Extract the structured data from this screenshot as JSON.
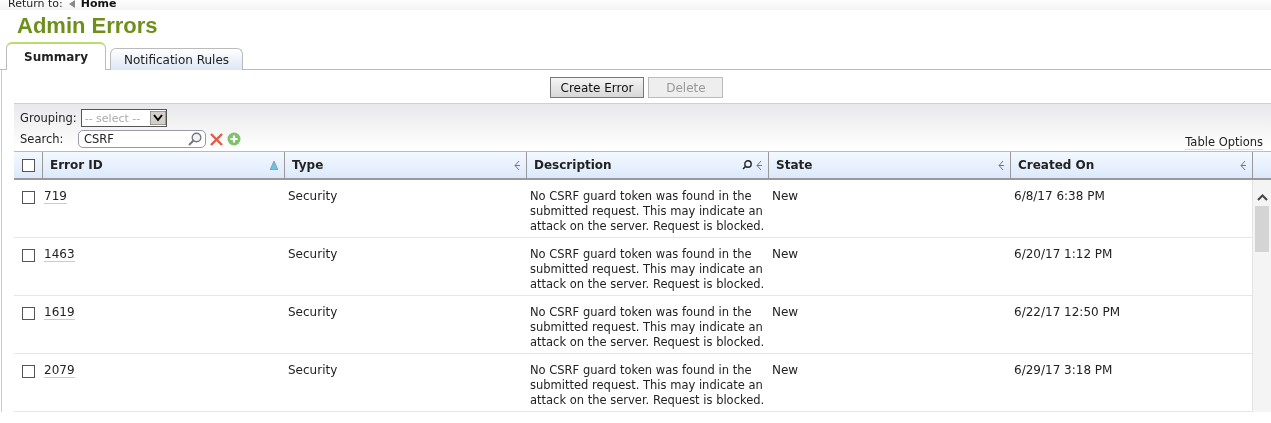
{
  "breadcrumb": {
    "label": "Return to:",
    "link": "Home"
  },
  "title": "Admin Errors",
  "tabs": [
    {
      "label": "Summary",
      "selected": true
    },
    {
      "label": "Notification Rules",
      "selected": false
    }
  ],
  "buttons": [
    {
      "label": "Create Error",
      "disabled": false
    },
    {
      "label": "Delete",
      "disabled": true
    }
  ],
  "grouping": {
    "label": "Grouping:",
    "placeholder": "-- select --"
  },
  "search": {
    "label": "Search:",
    "value": "CSRF"
  },
  "table_options": "Table Options",
  "table": {
    "select_all_checked": false,
    "columns": [
      {
        "label": "Error ID",
        "sorted": true,
        "searchable": false
      },
      {
        "label": "Type",
        "sorted": false,
        "searchable": false
      },
      {
        "label": "Description",
        "sorted": false,
        "searchable": true
      },
      {
        "label": "State",
        "sorted": false,
        "searchable": false
      },
      {
        "label": "Created On",
        "sorted": false,
        "searchable": false
      }
    ],
    "rows": [
      {
        "checked": false,
        "id": "719",
        "type": "Security",
        "description": "No CSRF guard token was found in the submitted request. This may indicate an attack on the server. Request is blocked.",
        "state": "New",
        "created": "6/8/17 6:38 PM"
      },
      {
        "checked": false,
        "id": "1463",
        "type": "Security",
        "description": "No CSRF guard token was found in the submitted request. This may indicate an attack on the server. Request is blocked.",
        "state": "New",
        "created": "6/20/17 1:12 PM"
      },
      {
        "checked": false,
        "id": "1619",
        "type": "Security",
        "description": "No CSRF guard token was found in the submitted request. This may indicate an attack on the server. Request is blocked.",
        "state": "New",
        "created": "6/22/17 12:50 PM"
      },
      {
        "checked": false,
        "id": "2079",
        "type": "Security",
        "description": "No CSRF guard token was found in the submitted request. This may indicate an attack on the server. Request is blocked.",
        "state": "New",
        "created": "6/29/17 3:18 PM"
      }
    ]
  }
}
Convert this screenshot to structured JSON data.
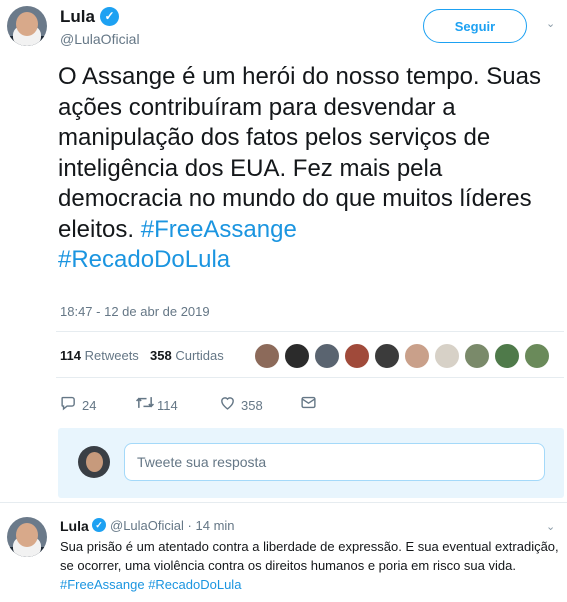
{
  "tweet": {
    "author": {
      "name": "Lula",
      "handle": "@LulaOficial",
      "verified_glyph": "✓"
    },
    "follow_label": "Seguir",
    "caret": "⌄",
    "text_parts": [
      "O Assange é um herói do nosso tempo. Suas ações contribuíram para desvendar a manipulação dos fatos pelos serviços de inteligência dos EUA. Fez mais pela democracia no mundo do que muitos líderes eleitos. "
    ],
    "hashtags": [
      "#FreeAssange",
      "#RecadoDoLula"
    ],
    "timestamp": "18:47 - 12 de abr de 2019",
    "stats": {
      "retweets_count": "114",
      "retweets_label": "Retweets",
      "likes_count": "358",
      "likes_label": "Curtidas"
    },
    "liker_colors": [
      "#8c6a5a",
      "#2b2b2b",
      "#5a6470",
      "#a04a3a",
      "#3b3b3b",
      "#c9a08a",
      "#d7d1c7",
      "#7a8a6a",
      "#4f7a4a",
      "#6a8a5a"
    ],
    "actions": {
      "reply_icon": "reply-icon",
      "reply_count": "24",
      "retweet_icon": "retweet-icon",
      "retweet_count": "114",
      "like_icon": "heart-icon",
      "like_count": "358",
      "dm_icon": "envelope-icon"
    },
    "reply_placeholder": "Tweete sua resposta"
  },
  "reply_tweet": {
    "name": "Lula",
    "handle": "@LulaOficial",
    "dot": "·",
    "time": "14 min",
    "text": "Sua prisão é um atentado contra a liberdade de expressão. E sua eventual extradição, se ocorrer, uma violência contra os direitos humanos e poria em risco sua vida. ",
    "hashtags": [
      "#FreeAssange",
      "#RecadoDoLula"
    ]
  },
  "colors": {
    "accent": "#1da1f2",
    "hashtag": "#1b95e0",
    "muted": "#657786",
    "reply_bg": "#e8f5fd"
  }
}
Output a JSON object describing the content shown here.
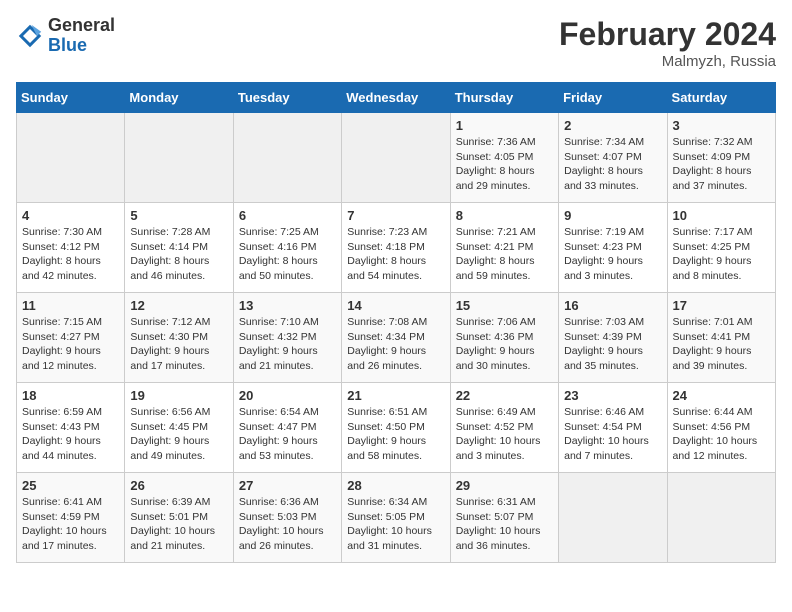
{
  "header": {
    "logo_general": "General",
    "logo_blue": "Blue",
    "month_year": "February 2024",
    "location": "Malmyzh, Russia"
  },
  "days_of_week": [
    "Sunday",
    "Monday",
    "Tuesday",
    "Wednesday",
    "Thursday",
    "Friday",
    "Saturday"
  ],
  "weeks": [
    [
      {
        "day": "",
        "info": ""
      },
      {
        "day": "",
        "info": ""
      },
      {
        "day": "",
        "info": ""
      },
      {
        "day": "",
        "info": ""
      },
      {
        "day": "1",
        "info": "Sunrise: 7:36 AM\nSunset: 4:05 PM\nDaylight: 8 hours\nand 29 minutes."
      },
      {
        "day": "2",
        "info": "Sunrise: 7:34 AM\nSunset: 4:07 PM\nDaylight: 8 hours\nand 33 minutes."
      },
      {
        "day": "3",
        "info": "Sunrise: 7:32 AM\nSunset: 4:09 PM\nDaylight: 8 hours\nand 37 minutes."
      }
    ],
    [
      {
        "day": "4",
        "info": "Sunrise: 7:30 AM\nSunset: 4:12 PM\nDaylight: 8 hours\nand 42 minutes."
      },
      {
        "day": "5",
        "info": "Sunrise: 7:28 AM\nSunset: 4:14 PM\nDaylight: 8 hours\nand 46 minutes."
      },
      {
        "day": "6",
        "info": "Sunrise: 7:25 AM\nSunset: 4:16 PM\nDaylight: 8 hours\nand 50 minutes."
      },
      {
        "day": "7",
        "info": "Sunrise: 7:23 AM\nSunset: 4:18 PM\nDaylight: 8 hours\nand 54 minutes."
      },
      {
        "day": "8",
        "info": "Sunrise: 7:21 AM\nSunset: 4:21 PM\nDaylight: 8 hours\nand 59 minutes."
      },
      {
        "day": "9",
        "info": "Sunrise: 7:19 AM\nSunset: 4:23 PM\nDaylight: 9 hours\nand 3 minutes."
      },
      {
        "day": "10",
        "info": "Sunrise: 7:17 AM\nSunset: 4:25 PM\nDaylight: 9 hours\nand 8 minutes."
      }
    ],
    [
      {
        "day": "11",
        "info": "Sunrise: 7:15 AM\nSunset: 4:27 PM\nDaylight: 9 hours\nand 12 minutes."
      },
      {
        "day": "12",
        "info": "Sunrise: 7:12 AM\nSunset: 4:30 PM\nDaylight: 9 hours\nand 17 minutes."
      },
      {
        "day": "13",
        "info": "Sunrise: 7:10 AM\nSunset: 4:32 PM\nDaylight: 9 hours\nand 21 minutes."
      },
      {
        "day": "14",
        "info": "Sunrise: 7:08 AM\nSunset: 4:34 PM\nDaylight: 9 hours\nand 26 minutes."
      },
      {
        "day": "15",
        "info": "Sunrise: 7:06 AM\nSunset: 4:36 PM\nDaylight: 9 hours\nand 30 minutes."
      },
      {
        "day": "16",
        "info": "Sunrise: 7:03 AM\nSunset: 4:39 PM\nDaylight: 9 hours\nand 35 minutes."
      },
      {
        "day": "17",
        "info": "Sunrise: 7:01 AM\nSunset: 4:41 PM\nDaylight: 9 hours\nand 39 minutes."
      }
    ],
    [
      {
        "day": "18",
        "info": "Sunrise: 6:59 AM\nSunset: 4:43 PM\nDaylight: 9 hours\nand 44 minutes."
      },
      {
        "day": "19",
        "info": "Sunrise: 6:56 AM\nSunset: 4:45 PM\nDaylight: 9 hours\nand 49 minutes."
      },
      {
        "day": "20",
        "info": "Sunrise: 6:54 AM\nSunset: 4:47 PM\nDaylight: 9 hours\nand 53 minutes."
      },
      {
        "day": "21",
        "info": "Sunrise: 6:51 AM\nSunset: 4:50 PM\nDaylight: 9 hours\nand 58 minutes."
      },
      {
        "day": "22",
        "info": "Sunrise: 6:49 AM\nSunset: 4:52 PM\nDaylight: 10 hours\nand 3 minutes."
      },
      {
        "day": "23",
        "info": "Sunrise: 6:46 AM\nSunset: 4:54 PM\nDaylight: 10 hours\nand 7 minutes."
      },
      {
        "day": "24",
        "info": "Sunrise: 6:44 AM\nSunset: 4:56 PM\nDaylight: 10 hours\nand 12 minutes."
      }
    ],
    [
      {
        "day": "25",
        "info": "Sunrise: 6:41 AM\nSunset: 4:59 PM\nDaylight: 10 hours\nand 17 minutes."
      },
      {
        "day": "26",
        "info": "Sunrise: 6:39 AM\nSunset: 5:01 PM\nDaylight: 10 hours\nand 21 minutes."
      },
      {
        "day": "27",
        "info": "Sunrise: 6:36 AM\nSunset: 5:03 PM\nDaylight: 10 hours\nand 26 minutes."
      },
      {
        "day": "28",
        "info": "Sunrise: 6:34 AM\nSunset: 5:05 PM\nDaylight: 10 hours\nand 31 minutes."
      },
      {
        "day": "29",
        "info": "Sunrise: 6:31 AM\nSunset: 5:07 PM\nDaylight: 10 hours\nand 36 minutes."
      },
      {
        "day": "",
        "info": ""
      },
      {
        "day": "",
        "info": ""
      }
    ]
  ]
}
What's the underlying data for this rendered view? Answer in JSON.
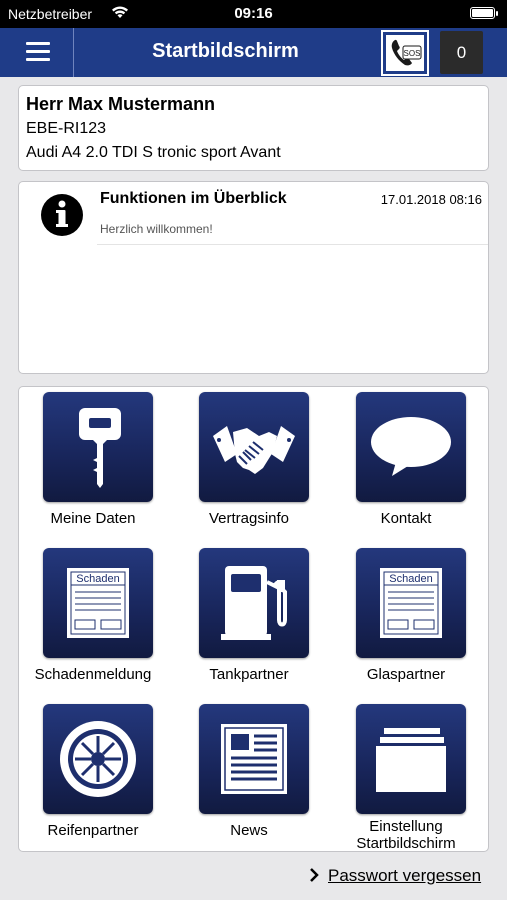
{
  "status_bar": {
    "carrier": "Netzbetreiber",
    "time": "09:16",
    "wifi_icon": "wifi-icon",
    "battery_icon": "battery-icon"
  },
  "nav": {
    "menu_icon": "hamburger-menu-icon",
    "title": "Startbildschirm",
    "sos_label": "SOS",
    "sos_icon": "phone-sos-icon",
    "counter": "0"
  },
  "profile": {
    "name": "Herr Max Mustermann",
    "plate": "EBE-RI123",
    "car": "Audi A4 2.0 TDI S tronic sport Avant"
  },
  "message": {
    "icon": "info-icon",
    "title": "Funktionen im Überblick",
    "date": "17.01.2018 08:16",
    "text": "Herzlich willkommen!"
  },
  "tiles": [
    {
      "label": "Meine Daten",
      "icon": "key-icon"
    },
    {
      "label": "Vertragsinfo",
      "icon": "handshake-icon"
    },
    {
      "label": "Kontakt",
      "icon": "speech-bubble-icon"
    },
    {
      "label": "Schadenmeldung",
      "icon": "damage-form-icon",
      "form_text": "Schaden"
    },
    {
      "label": "Tankpartner",
      "icon": "fuel-pump-icon"
    },
    {
      "label": "Glaspartner",
      "icon": "glass-form-icon",
      "form_text": "Schaden"
    },
    {
      "label": "Reifenpartner",
      "icon": "tire-icon"
    },
    {
      "label": "News",
      "icon": "newspaper-icon"
    },
    {
      "label_line1": "Einstellung",
      "label_line2": "Startbildschirm",
      "icon": "cards-stack-icon"
    }
  ],
  "footer": {
    "password_link": "Passwort vergessen",
    "chevron_icon": "chevron-right-icon"
  },
  "colors": {
    "nav_background": "#1f3c88",
    "tile_background": "#1a2a63",
    "page_background": "#e8e8ea"
  }
}
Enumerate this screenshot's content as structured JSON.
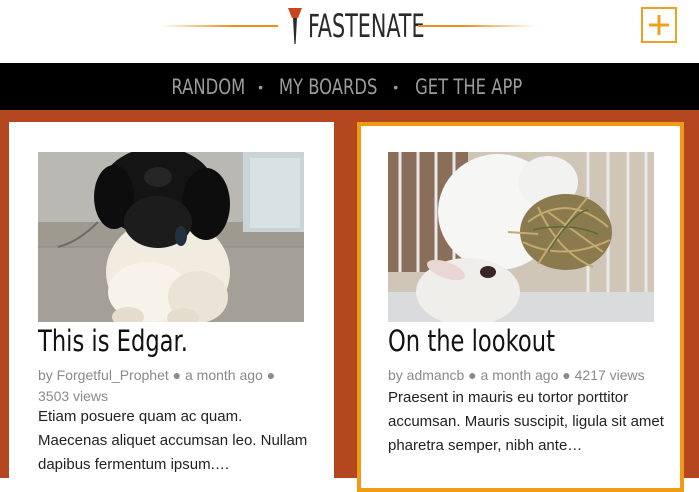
{
  "header": {
    "logo_text": "FASTENATE",
    "add_button_symbol": "+"
  },
  "nav": {
    "items": [
      "RANDOM",
      "MY BOARDS",
      "GET THE APP"
    ],
    "separator": "•"
  },
  "colors": {
    "accent": "#f29a14",
    "background_band": "#b4471f",
    "nav_background": "#000000"
  },
  "cards": [
    {
      "title": "This is Edgar.",
      "author": "by Forgetful_Prophet",
      "time": "a month ago",
      "views": "3503 views",
      "description": "Etiam posuere quam ac quam. Maecenas aliquet accumsan leo. Nullam dapibus fermentum ipsum.…",
      "image_subject": "black and white puppy"
    },
    {
      "title": "On the lookout",
      "author": "by admancb",
      "time": "a month ago",
      "views": "4217 views",
      "description": "Praesent in mauris eu tortor porttitor accumsan. Mauris suscipit, ligula sit amet pharetra semper, nibh ante…",
      "image_subject": "white rabbit with hay ball"
    }
  ]
}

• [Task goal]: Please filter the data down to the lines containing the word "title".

• [Solution below]:
  "title": "Admin Errors",
    "title": "Startbildschirm",
    "title": "Funktionen im Überblick",
      "title": "This is Edgar.",
      "title": "On the lookout",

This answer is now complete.